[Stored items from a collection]
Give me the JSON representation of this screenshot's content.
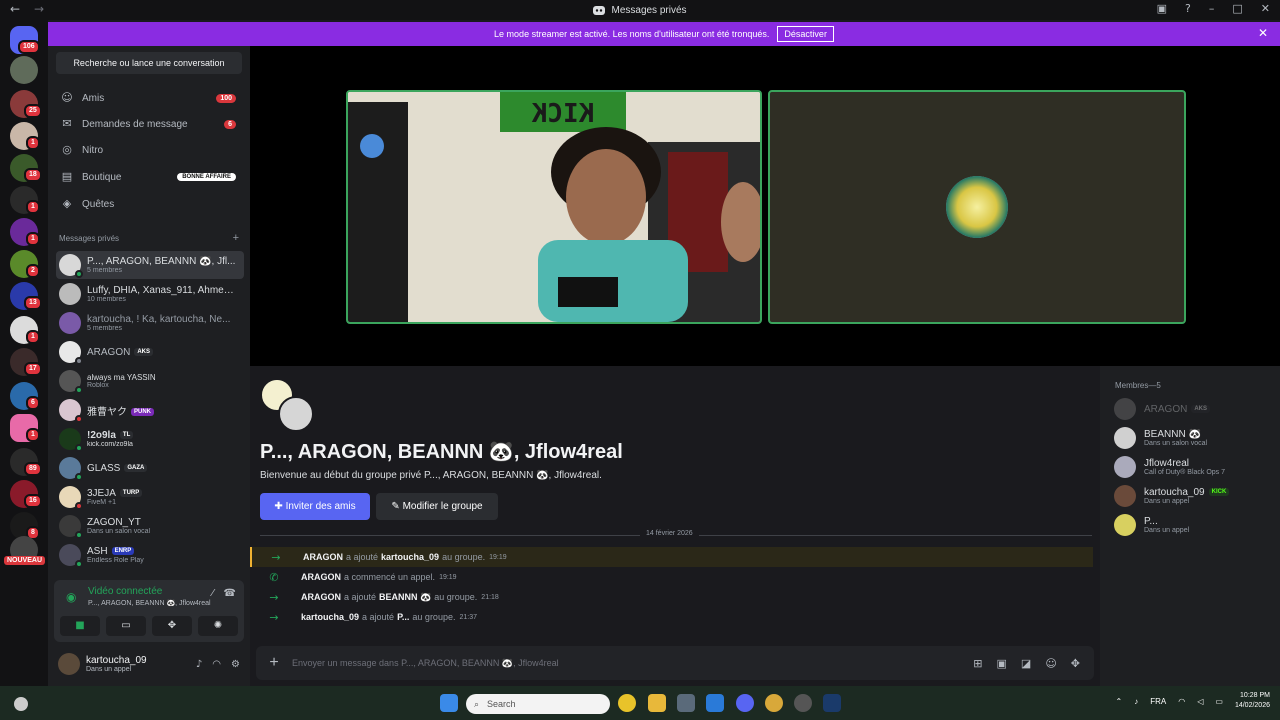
{
  "titlebar": {
    "title": "Messages privés",
    "back": "←",
    "forward": "→",
    "inbox_icon": "inbox-icon",
    "help_icon": "?",
    "minimize": "–",
    "maximize": "□",
    "close": "✕"
  },
  "banner": {
    "text": "Le mode streamer est activé. Les noms d'utilisateur ont été tronqués.",
    "button": "Désactiver",
    "close": "✕"
  },
  "guild_badges": {
    "g0": "106",
    "g2": "25",
    "g3": "1",
    "g4": "18",
    "g5": "1",
    "g6": "1",
    "g7": "2",
    "g8": "13",
    "g9": "1",
    "g10": "17",
    "g11": "6",
    "g12": "1",
    "g13": "89",
    "g14": "16",
    "g15": "8",
    "g16": "NOUVEAU"
  },
  "sidebar": {
    "search": "Recherche ou lance une conversation",
    "nav": [
      {
        "label": "Amis",
        "badge": "100",
        "icon": "friends-icon"
      },
      {
        "label": "Demandes de message",
        "badge": "6",
        "icon": "mail-icon"
      },
      {
        "label": "Nitro",
        "badge": "",
        "icon": "nitro-icon"
      },
      {
        "label": "Boutique",
        "badge": "BONNE AFFAIRE",
        "icon": "shop-icon"
      },
      {
        "label": "Quêtes",
        "badge": "",
        "icon": "quests-icon"
      }
    ],
    "dm_header": "Messages privés",
    "dm_add": "+",
    "dms": [
      {
        "name": "P..., ARAGON, BEANNN 🐼, Jfl...",
        "sub": "5 membres",
        "tag": ""
      },
      {
        "name": "Luffy, DHIA, Xanas_911, Ahmed...",
        "sub": "10 membres",
        "tag": ""
      },
      {
        "name": "kartoucha, ! Ka, kartoucha, Ne...",
        "sub": "5 membres",
        "tag": ""
      },
      {
        "name": "ARAGON",
        "sub": "",
        "tag": "AKS"
      },
      {
        "name": "always ma YASSIN",
        "sub": "Roblox",
        "tag": ""
      },
      {
        "name": "雅曹ヤク",
        "sub": "",
        "tag": "PUNK"
      },
      {
        "name": "!2o9la",
        "sub": "kick.com/zo9la",
        "tag": "TL"
      },
      {
        "name": "GLASS",
        "sub": "",
        "tag": "GAZA"
      },
      {
        "name": "3JEJA",
        "sub": "FiveM +1",
        "tag": "TURP"
      },
      {
        "name": "ZAGON_YT",
        "sub": "Dans un salon vocal",
        "tag": ""
      },
      {
        "name": "ASH",
        "sub": "Endless Role Play",
        "tag": "ENRP"
      }
    ],
    "voice": {
      "title": "Vidéo connectée",
      "channel": "P..., ARAGON, BEANNN 🐼, Jflow4real"
    },
    "user": {
      "name": "kartoucha_09",
      "status": "Dans un appel"
    }
  },
  "chat": {
    "title": "P..., ARAGON, BEANNN 🐼, Jflow4real",
    "welcome": "Bienvenue au début du groupe privé P..., ARAGON, BEANNN 🐼, Jflow4real.",
    "invite_btn": "Inviter des amis",
    "edit_btn": "Modifier le groupe",
    "date": "14 février 2026",
    "events": [
      {
        "actor": "ARAGON",
        "action": "a ajouté",
        "target": "kartoucha_09",
        "tail": "au groupe.",
        "time": "19:19",
        "icon": "→"
      },
      {
        "actor": "ARAGON",
        "action": "a commencé un appel.",
        "target": "",
        "tail": "",
        "time": "19:19",
        "icon": "✆"
      },
      {
        "actor": "ARAGON",
        "action": "a ajouté",
        "target": "BEANNN 🐼",
        "tail": "au groupe.",
        "time": "21:18",
        "icon": "→"
      },
      {
        "actor": "kartoucha_09",
        "action": "a ajouté",
        "target": "P...",
        "tail": "au groupe.",
        "time": "21:37",
        "icon": "→"
      }
    ],
    "composer_placeholder": "Envoyer un message dans P..., ARAGON, BEANNN 🐼, Jflow4real"
  },
  "members": {
    "header": "Membres—5",
    "list": [
      {
        "name": "ARAGON",
        "sub": "",
        "tag": "AKS"
      },
      {
        "name": "BEANNN 🐼",
        "sub": "Dans un salon vocal",
        "tag": ""
      },
      {
        "name": "Jflow4real",
        "sub": "Call of Duty® Black Ops 7",
        "tag": ""
      },
      {
        "name": "kartoucha_09",
        "sub": "Dans un appel",
        "tag": "KICK"
      },
      {
        "name": "P...",
        "sub": "Dans un appel",
        "tag": ""
      }
    ]
  },
  "stage": {
    "kick_sign": "KICK"
  },
  "taskbar": {
    "search": "Search",
    "lang": "FRA",
    "time": "10:28 PM",
    "date": "14/02/2026"
  },
  "colors": {
    "accent": "#5865f2",
    "banner": "#8a2ce2",
    "online": "#23a55a",
    "danger": "#da373c"
  }
}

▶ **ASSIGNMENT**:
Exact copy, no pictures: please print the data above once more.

▶ **REPLY**:
Give me the JSON representation of this screenshot's content.
{
  "titlebar": {
    "title": "Messages privés",
    "back": "←",
    "forward": "→",
    "inbox_icon": "inbox-icon",
    "help_icon": "?",
    "minimize": "–",
    "maximize": "□",
    "close": "✕"
  },
  "banner": {
    "text": "Le mode streamer est activé. Les noms d'utilisateur ont été tronqués.",
    "button": "Désactiver",
    "close": "✕"
  },
  "guild_badges": {
    "g0": "106",
    "g2": "25",
    "g3": "1",
    "g4": "18",
    "g5": "1",
    "g6": "1",
    "g7": "2",
    "g8": "13",
    "g9": "1",
    "g10": "17",
    "g11": "6",
    "g12": "1",
    "g13": "89",
    "g14": "16",
    "g15": "8",
    "g16": "NOUVEAU"
  },
  "sidebar": {
    "search": "Recherche ou lance une conversation",
    "nav": [
      {
        "label": "Amis",
        "badge": "100",
        "icon": "friends-icon"
      },
      {
        "label": "Demandes de message",
        "badge": "6",
        "icon": "mail-icon"
      },
      {
        "label": "Nitro",
        "badge": "",
        "icon": "nitro-icon"
      },
      {
        "label": "Boutique",
        "badge": "BONNE AFFAIRE",
        "icon": "shop-icon"
      },
      {
        "label": "Quêtes",
        "badge": "",
        "icon": "quests-icon"
      }
    ],
    "dm_header": "Messages privés",
    "dm_add": "+",
    "dms": [
      {
        "name": "P..., ARAGON, BEANNN 🐼, Jfl...",
        "sub": "5 membres",
        "tag": ""
      },
      {
        "name": "Luffy, DHIA, Xanas_911, Ahmed...",
        "sub": "10 membres",
        "tag": ""
      },
      {
        "name": "kartoucha, ! Ka, kartoucha, Ne...",
        "sub": "5 membres",
        "tag": ""
      },
      {
        "name": "ARAGON",
        "sub": "",
        "tag": "AKS"
      },
      {
        "name": "always ma YASSIN",
        "sub": "Roblox",
        "tag": ""
      },
      {
        "name": "雅曹ヤク",
        "sub": "",
        "tag": "PUNK"
      },
      {
        "name": "!2o9la",
        "sub": "kick.com/zo9la",
        "tag": "TL"
      },
      {
        "name": "GLASS",
        "sub": "",
        "tag": "GAZA"
      },
      {
        "name": "3JEJA",
        "sub": "FiveM +1",
        "tag": "TURP"
      },
      {
        "name": "ZAGON_YT",
        "sub": "Dans un salon vocal",
        "tag": ""
      },
      {
        "name": "ASH",
        "sub": "Endless Role Play",
        "tag": "ENRP"
      }
    ],
    "voice": {
      "title": "Vidéo connectée",
      "channel": "P..., ARAGON, BEANNN 🐼, Jflow4real"
    },
    "user": {
      "name": "kartoucha_09",
      "status": "Dans un appel"
    }
  },
  "chat": {
    "title": "P..., ARAGON, BEANNN 🐼, Jflow4real",
    "welcome": "Bienvenue au début du groupe privé P..., ARAGON, BEANNN 🐼, Jflow4real.",
    "invite_btn": "Inviter des amis",
    "edit_btn": "Modifier le groupe",
    "date": "14 février 2026",
    "events": [
      {
        "actor": "ARAGON",
        "action": "a ajouté",
        "target": "kartoucha_09",
        "tail": "au groupe.",
        "time": "19:19",
        "icon": "→"
      },
      {
        "actor": "ARAGON",
        "action": "a commencé un appel.",
        "target": "",
        "tail": "",
        "time": "19:19",
        "icon": "✆"
      },
      {
        "actor": "ARAGON",
        "action": "a ajouté",
        "target": "BEANNN 🐼",
        "tail": "au groupe.",
        "time": "21:18",
        "icon": "→"
      },
      {
        "actor": "kartoucha_09",
        "action": "a ajouté",
        "target": "P...",
        "tail": "au groupe.",
        "time": "21:37",
        "icon": "→"
      }
    ],
    "composer_placeholder": "Envoyer un message dans P..., ARAGON, BEANNN 🐼, Jflow4real"
  },
  "members": {
    "header": "Membres—5",
    "list": [
      {
        "name": "ARAGON",
        "sub": "",
        "tag": "AKS"
      },
      {
        "name": "BEANNN 🐼",
        "sub": "Dans un salon vocal",
        "tag": ""
      },
      {
        "name": "Jflow4real",
        "sub": "Call of Duty® Black Ops 7",
        "tag": ""
      },
      {
        "name": "kartoucha_09",
        "sub": "Dans un appel",
        "tag": "KICK"
      },
      {
        "name": "P...",
        "sub": "Dans un appel",
        "tag": ""
      }
    ]
  },
  "stage": {
    "kick_sign": "KICK"
  },
  "taskbar": {
    "search": "Search",
    "lang": "FRA",
    "time": "10:28 PM",
    "date": "14/02/2026"
  },
  "colors": {
    "accent": "#5865f2",
    "banner": "#8a2ce2",
    "online": "#23a55a",
    "danger": "#da373c"
  }
}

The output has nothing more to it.